If a party or his attorney in a district court action or a superior court action, civil or criminal, files an affidavit alleging under oath that he believes that he cannot obtain a fair and impartial trial, the presiding district court or superior court judge, respectively, shall at once, and without requiring proof, assign the action to another judge of the appropriate court in that district, or if there is none, the chief justice of the supreme court shall assign a judge for the hearing or trial of the action. The affidavit shall contain a statement that it is made in good faith and not for the purpose of delay.

[4] In Channel Flying, Inc. v. Bernhardt, 451 P.2d 570, 573-574 (Alaska 1969), we had occasion to discuss when a case is "at issue upon a question of fact," the alternative event which, if it occurs after the case is assigned to a judge, will start the running of the five-day period.

[5] For the purpose of determining the timeliness of motions to disqualify filed pursuant to AS 22.20.022, the assignment of cases within the Fourth Judicial District is governed by an order of the presiding judge of that district. The order provides in relevant part:

Commencing at 8:00 a.m., February 22, 1971, all pending cases, civil and criminal, not at issue will be assigned jointly to Judges Warren W. Taylor, Everett W. Hepp and Gerald J. Van Hoomissen on the date that the case is at issue. This assignment shall continue for ten (10) days.

On the date a case is first at issue on a question of fact, this order effects an automatic ten-day joint "assignment" to the three superior court judges sitting in the Fourth Judicial District. A litigant then has ten days within which to file a disqualifying affidavit as to one of the three judges who might preside over the action. As indicated by the following statement by the presiding superior court judge of the Fourth Judicial District, any disqualifying affidavits filed after the passage of the ten-day period is deemed untimely:
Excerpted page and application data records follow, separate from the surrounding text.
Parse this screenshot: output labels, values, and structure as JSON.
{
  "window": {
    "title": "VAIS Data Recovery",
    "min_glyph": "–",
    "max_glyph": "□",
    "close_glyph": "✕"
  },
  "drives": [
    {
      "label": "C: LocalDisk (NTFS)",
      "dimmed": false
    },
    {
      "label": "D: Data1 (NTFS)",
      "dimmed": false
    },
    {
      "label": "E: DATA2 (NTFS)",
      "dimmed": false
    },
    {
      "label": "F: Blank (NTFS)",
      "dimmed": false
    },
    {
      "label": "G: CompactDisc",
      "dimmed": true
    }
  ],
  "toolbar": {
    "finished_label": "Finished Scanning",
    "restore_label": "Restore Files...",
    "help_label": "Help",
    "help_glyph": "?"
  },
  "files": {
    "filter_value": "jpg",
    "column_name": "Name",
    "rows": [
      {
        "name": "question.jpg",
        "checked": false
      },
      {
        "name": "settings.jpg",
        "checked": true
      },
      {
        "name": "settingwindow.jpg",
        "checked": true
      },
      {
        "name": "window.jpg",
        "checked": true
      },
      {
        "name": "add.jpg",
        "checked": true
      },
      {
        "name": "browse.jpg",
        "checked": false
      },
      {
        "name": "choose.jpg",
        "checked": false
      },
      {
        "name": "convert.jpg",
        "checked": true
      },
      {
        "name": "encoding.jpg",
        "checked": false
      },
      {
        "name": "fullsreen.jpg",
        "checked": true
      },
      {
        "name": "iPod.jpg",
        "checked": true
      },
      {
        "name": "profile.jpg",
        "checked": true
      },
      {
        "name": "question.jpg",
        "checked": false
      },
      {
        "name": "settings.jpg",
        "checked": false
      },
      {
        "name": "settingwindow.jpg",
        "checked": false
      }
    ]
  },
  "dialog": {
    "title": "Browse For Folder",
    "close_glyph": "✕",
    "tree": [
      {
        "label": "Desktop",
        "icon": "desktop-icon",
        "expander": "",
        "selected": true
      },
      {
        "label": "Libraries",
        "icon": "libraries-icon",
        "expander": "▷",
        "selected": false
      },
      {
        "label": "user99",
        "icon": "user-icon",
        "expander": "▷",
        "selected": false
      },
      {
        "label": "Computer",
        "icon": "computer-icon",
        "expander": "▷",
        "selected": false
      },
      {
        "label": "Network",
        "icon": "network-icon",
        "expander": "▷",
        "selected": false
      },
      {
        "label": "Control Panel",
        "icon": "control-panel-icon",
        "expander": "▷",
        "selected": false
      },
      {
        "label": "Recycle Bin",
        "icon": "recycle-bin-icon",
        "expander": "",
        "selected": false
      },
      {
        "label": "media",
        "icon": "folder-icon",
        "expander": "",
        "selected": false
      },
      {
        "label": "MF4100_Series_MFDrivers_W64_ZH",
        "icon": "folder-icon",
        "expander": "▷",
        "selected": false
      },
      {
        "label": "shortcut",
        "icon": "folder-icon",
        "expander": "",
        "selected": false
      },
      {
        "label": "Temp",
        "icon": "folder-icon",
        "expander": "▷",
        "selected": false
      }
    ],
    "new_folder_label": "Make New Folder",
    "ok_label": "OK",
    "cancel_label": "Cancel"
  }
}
In relation to the local practice of exercising the right of peremptory disqualification of judges, counsel have ten (10) days after the filing of a responsive pleading or the entry of a plea of not guilty to exercise their peremptory challenge. At the time the issues are joined the case is assigned jointly to all three judges of the Fourth Judicial District.

In this case the cause was apparently orally assigned to Judge Taylor for a hearing and a motion to disqualify was filed within five days of the oral assignment. No written assignment appears in the record on appeal.

[6] Cf. Marsin v. Udall, 78 Ariz. 309, 279 P.2d 721, 723 (1955); Tarsey v. Dunes Hotel, Inc., 75 Nev. 364, 343 P.2d 910, 911-912 (1959); Wolf v. Marshall, 120 Ohio St. 216, 165 N.E. 848, 849 (1929); State ex rel. Beeler v. Smith, 76 Wash. 460, 136 P. 678 (1913). But cf. State ex rel. Eden v. Schneider, 102 Mont. 286, 57 P.2d 783, 785-786 (1936).

[7] Roberts v. State, 458 P.2d 340, 346 (Alaska 1969).